Could Dr. Miller, one of the founding professors of Princeton Seminary, be right after all? “Let such revivals as we have been permitted to see, but with augmented power and extent, visit the churches year after year, and fill all lands, and the work will be done. The knowledge and glory of the Lord, without the interposition of what we call miracle, will soon fill the earth.” (Princeton and the Christian Ministry, Vol. 1, p. 702)
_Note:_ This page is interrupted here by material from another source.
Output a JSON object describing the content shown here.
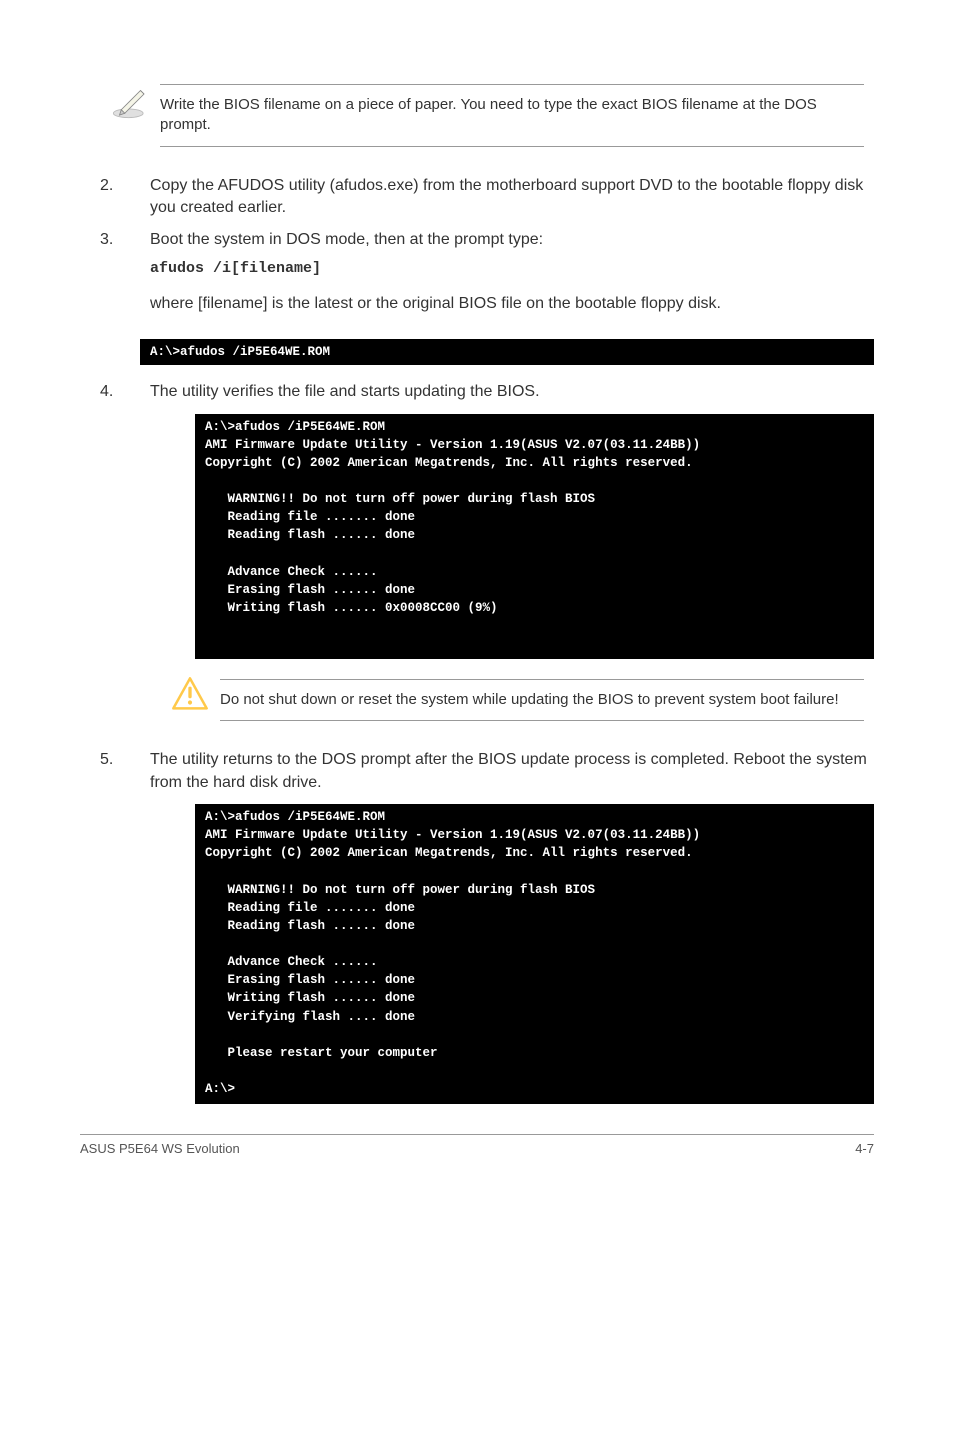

All Scripture quotations are from the New International Version (1978) unless indicated otherwise. Garretson, James M. Princeton and the Work of the Christian Ministry, Volume 1, The Banner of Truth, Edinburgh, 2012. Gill, John. Commentary on Isaiah, www.biblestudytools.com Henry, Matthew. Matthew Henry’s Commentary on the Whole Bible, Vol. IV – Isaiah to Malachi, Fleming H. Revell Company, USA, originally in 1712. Jenkins, Philip. The Next Christendom, The Coming of Global Christianity, Oxford University Press, New York, 2002. Murray, Iain. The Puritan Hope, The Banner of Truth, London, 1971.